DATA PROVIDED ->

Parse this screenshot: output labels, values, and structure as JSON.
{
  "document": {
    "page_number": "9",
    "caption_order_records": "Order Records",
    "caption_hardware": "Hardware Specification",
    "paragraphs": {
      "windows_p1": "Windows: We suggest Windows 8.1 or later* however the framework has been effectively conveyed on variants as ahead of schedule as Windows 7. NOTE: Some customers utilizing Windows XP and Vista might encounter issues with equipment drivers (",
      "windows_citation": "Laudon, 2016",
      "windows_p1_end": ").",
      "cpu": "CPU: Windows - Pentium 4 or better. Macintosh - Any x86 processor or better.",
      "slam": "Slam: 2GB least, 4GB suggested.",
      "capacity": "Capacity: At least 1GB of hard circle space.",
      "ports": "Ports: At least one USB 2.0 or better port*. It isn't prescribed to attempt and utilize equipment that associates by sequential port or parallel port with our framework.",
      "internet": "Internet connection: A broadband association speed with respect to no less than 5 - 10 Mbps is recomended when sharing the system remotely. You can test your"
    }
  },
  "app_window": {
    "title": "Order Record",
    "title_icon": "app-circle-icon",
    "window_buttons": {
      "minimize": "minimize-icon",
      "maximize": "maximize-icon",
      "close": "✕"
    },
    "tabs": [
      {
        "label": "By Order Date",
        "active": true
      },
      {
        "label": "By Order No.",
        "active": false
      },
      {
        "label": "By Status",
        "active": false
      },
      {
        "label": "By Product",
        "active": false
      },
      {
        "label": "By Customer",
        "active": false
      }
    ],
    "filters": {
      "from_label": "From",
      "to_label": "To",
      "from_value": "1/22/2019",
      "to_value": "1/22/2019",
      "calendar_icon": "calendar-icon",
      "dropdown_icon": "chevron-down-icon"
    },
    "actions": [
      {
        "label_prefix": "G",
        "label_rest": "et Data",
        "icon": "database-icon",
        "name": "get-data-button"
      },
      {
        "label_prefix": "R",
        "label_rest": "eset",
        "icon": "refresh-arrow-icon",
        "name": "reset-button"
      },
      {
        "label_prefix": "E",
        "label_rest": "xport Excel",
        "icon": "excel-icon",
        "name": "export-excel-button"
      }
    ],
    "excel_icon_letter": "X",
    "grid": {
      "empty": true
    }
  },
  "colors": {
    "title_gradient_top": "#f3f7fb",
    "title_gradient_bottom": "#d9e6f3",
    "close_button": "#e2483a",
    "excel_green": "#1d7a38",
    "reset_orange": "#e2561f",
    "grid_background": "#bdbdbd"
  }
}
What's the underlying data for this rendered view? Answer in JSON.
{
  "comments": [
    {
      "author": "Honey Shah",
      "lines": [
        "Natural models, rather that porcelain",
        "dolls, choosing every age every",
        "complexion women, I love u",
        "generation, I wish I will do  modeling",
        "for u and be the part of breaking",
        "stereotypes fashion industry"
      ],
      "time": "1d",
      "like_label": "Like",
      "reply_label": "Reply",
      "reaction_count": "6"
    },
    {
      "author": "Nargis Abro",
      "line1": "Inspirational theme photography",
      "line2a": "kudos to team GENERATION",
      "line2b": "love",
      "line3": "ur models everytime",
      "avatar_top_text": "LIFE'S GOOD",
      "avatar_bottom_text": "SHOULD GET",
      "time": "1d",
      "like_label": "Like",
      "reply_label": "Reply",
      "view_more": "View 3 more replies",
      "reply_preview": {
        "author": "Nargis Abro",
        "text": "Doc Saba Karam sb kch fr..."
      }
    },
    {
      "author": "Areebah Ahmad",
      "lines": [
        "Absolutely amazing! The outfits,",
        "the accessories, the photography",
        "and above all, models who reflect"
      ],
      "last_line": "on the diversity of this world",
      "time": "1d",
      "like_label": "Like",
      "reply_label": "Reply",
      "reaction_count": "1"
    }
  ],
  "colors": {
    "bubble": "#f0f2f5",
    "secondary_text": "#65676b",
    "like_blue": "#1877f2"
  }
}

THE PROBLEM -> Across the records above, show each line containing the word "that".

SOLUTION FOR THIS TASK ->
      "ports": "Ports: At least one USB 2.0 or better port*. It isn't prescribed to attempt and utilize equipment that associates by sequential port or parallel port with our framework.",
        "Natural models, rather that porcelain",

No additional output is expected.